--- START ---

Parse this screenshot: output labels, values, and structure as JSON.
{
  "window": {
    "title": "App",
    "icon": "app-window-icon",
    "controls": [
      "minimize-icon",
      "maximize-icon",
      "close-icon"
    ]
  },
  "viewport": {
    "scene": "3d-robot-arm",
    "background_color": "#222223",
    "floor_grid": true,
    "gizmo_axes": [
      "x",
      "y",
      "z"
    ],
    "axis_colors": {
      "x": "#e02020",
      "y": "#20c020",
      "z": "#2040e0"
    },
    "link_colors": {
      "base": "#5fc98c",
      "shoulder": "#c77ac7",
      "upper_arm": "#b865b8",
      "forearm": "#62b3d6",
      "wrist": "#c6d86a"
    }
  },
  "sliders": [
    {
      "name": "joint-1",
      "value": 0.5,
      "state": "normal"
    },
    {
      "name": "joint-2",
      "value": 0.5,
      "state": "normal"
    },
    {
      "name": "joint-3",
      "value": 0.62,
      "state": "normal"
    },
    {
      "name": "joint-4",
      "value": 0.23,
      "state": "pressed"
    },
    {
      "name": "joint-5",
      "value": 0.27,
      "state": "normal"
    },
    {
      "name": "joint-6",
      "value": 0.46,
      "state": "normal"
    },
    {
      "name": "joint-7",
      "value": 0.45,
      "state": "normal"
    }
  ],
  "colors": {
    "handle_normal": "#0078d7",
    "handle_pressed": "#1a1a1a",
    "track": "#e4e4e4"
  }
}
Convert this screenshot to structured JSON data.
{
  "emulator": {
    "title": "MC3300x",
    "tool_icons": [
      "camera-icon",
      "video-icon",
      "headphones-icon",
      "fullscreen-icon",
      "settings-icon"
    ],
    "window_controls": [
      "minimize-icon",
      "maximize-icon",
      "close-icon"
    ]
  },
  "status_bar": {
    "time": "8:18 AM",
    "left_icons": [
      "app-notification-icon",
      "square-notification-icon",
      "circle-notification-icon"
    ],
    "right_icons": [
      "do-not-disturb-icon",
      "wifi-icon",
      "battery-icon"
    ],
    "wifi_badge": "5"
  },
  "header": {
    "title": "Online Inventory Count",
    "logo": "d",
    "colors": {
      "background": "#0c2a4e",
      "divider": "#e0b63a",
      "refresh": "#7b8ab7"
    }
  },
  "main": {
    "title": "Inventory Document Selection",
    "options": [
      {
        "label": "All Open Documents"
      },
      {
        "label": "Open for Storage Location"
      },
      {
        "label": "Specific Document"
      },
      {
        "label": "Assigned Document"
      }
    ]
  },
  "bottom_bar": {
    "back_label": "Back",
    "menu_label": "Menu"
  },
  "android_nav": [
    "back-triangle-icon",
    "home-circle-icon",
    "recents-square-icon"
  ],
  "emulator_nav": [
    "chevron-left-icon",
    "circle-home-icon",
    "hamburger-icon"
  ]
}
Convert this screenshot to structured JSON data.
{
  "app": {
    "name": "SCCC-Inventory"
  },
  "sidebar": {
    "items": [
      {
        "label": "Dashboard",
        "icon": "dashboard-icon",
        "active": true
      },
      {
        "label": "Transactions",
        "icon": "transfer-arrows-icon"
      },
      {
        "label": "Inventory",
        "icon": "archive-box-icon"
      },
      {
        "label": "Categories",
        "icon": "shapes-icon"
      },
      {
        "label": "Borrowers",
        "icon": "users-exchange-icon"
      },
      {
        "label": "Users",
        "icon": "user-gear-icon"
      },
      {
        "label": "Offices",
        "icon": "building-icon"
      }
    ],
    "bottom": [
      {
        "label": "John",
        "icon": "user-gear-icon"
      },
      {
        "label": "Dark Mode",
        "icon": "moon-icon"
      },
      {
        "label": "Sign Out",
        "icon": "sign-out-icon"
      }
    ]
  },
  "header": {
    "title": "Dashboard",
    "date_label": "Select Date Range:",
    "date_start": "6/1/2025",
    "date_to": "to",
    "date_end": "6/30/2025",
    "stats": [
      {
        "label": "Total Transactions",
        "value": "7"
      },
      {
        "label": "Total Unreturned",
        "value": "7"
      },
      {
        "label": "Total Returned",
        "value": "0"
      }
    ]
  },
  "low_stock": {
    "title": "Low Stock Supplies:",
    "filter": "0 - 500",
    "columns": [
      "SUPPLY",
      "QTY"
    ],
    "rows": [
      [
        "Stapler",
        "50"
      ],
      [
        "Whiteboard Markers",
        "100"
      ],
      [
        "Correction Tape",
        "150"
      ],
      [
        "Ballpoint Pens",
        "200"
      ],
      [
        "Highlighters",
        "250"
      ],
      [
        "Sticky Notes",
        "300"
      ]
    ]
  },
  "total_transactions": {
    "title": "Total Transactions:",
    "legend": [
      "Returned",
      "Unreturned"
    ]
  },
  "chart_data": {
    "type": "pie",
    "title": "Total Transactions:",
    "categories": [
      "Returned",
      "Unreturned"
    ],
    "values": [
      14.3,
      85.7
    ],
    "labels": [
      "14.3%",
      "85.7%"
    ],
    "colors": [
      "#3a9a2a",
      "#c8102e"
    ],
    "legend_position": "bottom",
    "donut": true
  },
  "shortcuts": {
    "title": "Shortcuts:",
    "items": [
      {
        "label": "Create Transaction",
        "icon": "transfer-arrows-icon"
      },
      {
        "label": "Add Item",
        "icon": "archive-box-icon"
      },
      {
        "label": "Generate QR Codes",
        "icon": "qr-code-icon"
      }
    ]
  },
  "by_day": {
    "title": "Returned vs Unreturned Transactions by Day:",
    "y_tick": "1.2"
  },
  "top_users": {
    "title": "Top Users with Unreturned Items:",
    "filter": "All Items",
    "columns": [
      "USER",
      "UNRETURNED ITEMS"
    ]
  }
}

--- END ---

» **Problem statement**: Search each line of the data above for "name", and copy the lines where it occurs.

» **Exercise response**:
      "name": "joint-1",
      "name": "joint-2",
      "name": "joint-3",
      "name": "joint-4",
      "name": "joint-5",
      "name": "joint-6",
      "name": "joint-7",
    "name": "SCCC-Inventory"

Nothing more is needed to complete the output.